  4. Use common sense when checking the results. Just because it is on the Internet doesn't mean that it is correct. It could be a load of rubbish. In fact old diehard web critics (like myself) would say it is quite likely to be rubbish. The Internet has been touted as a deep Ocean of information. At times it may seem more like a shallow swamp of rumours, mis-information and propaganda. However a little common sense should enable you to filter the bullshit from the gold. There are the obvious checks such as verifying that a site identifies itself and that they are who they say they are. A reputable publication usually gives references to back up any assertions. And a bit of scepticism never went astray.

Of course if you are not happy with bias on the Internet, you should write something yourself. Make sure you link to other sites that support your point of view, maybe even link to the ones that disagree with your position. Might as well let the readers make an informed decision. Maybe then the web will be a little less biased ...

As far as some more competition? Google does not have a monopoly. Anyone who wants to, can challenge them. Although if you are thinking of competing, you would be well-advised to use open source and adopt open standards and get yourself several truck-loads of Linux clusters ... Otherwise Google will be so far ahead of you, you won't even be able to see their tail-lights ... disappearing way up ahead in the gloom of the Internet swamp ...


BIBLIOGRAPHY:

Gerry Patterson Getting Listed In The Search Engines. The first article that I wrote about Search Engines (esp Google).

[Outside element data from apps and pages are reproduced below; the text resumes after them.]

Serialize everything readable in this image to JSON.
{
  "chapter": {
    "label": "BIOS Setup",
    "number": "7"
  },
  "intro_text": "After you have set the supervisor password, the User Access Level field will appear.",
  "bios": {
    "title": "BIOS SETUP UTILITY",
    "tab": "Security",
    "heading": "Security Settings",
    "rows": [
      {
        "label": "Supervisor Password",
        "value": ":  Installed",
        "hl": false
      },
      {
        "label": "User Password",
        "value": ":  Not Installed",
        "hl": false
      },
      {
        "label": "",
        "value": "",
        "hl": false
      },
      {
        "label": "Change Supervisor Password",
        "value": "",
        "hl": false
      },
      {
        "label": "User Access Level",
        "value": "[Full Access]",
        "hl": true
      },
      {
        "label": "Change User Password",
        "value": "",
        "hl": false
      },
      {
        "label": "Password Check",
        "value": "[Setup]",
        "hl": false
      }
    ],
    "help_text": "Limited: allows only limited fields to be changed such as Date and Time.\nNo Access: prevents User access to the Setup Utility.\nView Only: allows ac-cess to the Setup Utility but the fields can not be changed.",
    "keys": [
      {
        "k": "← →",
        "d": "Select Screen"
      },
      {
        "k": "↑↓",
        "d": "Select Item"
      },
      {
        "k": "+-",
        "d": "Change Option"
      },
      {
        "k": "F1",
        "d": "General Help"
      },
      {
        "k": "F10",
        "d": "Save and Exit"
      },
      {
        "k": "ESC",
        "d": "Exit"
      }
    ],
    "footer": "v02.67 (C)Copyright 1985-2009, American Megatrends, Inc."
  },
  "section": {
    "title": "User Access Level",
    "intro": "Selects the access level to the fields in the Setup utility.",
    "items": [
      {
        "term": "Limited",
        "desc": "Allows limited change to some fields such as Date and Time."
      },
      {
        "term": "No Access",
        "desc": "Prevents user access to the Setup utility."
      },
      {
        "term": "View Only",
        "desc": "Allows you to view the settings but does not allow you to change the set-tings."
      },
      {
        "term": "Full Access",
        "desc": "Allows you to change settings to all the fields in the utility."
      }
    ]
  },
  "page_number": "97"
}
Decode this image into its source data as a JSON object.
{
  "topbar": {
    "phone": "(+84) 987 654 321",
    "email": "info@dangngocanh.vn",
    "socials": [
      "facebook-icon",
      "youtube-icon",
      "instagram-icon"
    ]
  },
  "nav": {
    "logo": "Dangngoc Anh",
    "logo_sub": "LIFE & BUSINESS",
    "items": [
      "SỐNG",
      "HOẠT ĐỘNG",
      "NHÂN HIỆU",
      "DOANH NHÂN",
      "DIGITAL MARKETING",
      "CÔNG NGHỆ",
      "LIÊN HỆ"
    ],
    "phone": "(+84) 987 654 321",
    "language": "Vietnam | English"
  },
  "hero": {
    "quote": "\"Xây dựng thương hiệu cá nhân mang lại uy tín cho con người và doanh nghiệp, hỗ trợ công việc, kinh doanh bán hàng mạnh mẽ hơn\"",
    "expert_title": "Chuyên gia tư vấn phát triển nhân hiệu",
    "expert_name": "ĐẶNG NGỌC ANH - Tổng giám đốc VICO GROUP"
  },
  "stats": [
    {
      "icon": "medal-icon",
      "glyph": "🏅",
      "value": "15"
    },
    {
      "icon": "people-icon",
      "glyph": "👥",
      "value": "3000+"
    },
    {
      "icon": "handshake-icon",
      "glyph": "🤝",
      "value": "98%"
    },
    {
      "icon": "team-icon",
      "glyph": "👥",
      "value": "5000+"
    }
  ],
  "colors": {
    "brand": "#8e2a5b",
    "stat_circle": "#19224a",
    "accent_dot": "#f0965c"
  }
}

Nathan Cochrane Warning on search engines. Article in The Age weekly IT section (Next), which warns about bias and lack of competition in Search Engines.

Clay Shirky Power Laws, Weblogs, and Inequality. An article that is critical of the Google pagerank system. There is also an organisation known as google-watch.org, who run a Google-Watch Proxy. The criticisms on these sites are articulate and well-reasoned. However in Google's defence I must say that Google does give them a good pagerank.

Google Rank Explained. The Google version of how their search engine works. This official explanation seems to match the conclusions I reached (independently) in May 2002. One of my assumptions was incorrect however. It seems it is not possible to purchase a high pagerank. Google claim that sites have to earn their position in the pagerankings.

Richard Forno DMCA A article which discusses the US Digital Millenium Copyright Act of 1998, which was passed on behalf of the Entertainment Industry.

Eric Raymond The Halloween Documents. I swear that I did not know of the existence of these documents when I wrote previous articles about Microsoft. Of course I suspected that something like them must exist. Here, former Microsoft insiders discuss the possibility of deliberately subverting Open Standards. It's real Horror Show Also, largely because of the Halloween Documents, Eric has written a rather passionate anti-Microsoft rant that compensates with eloquence and wit for what it lacks in diplomacy.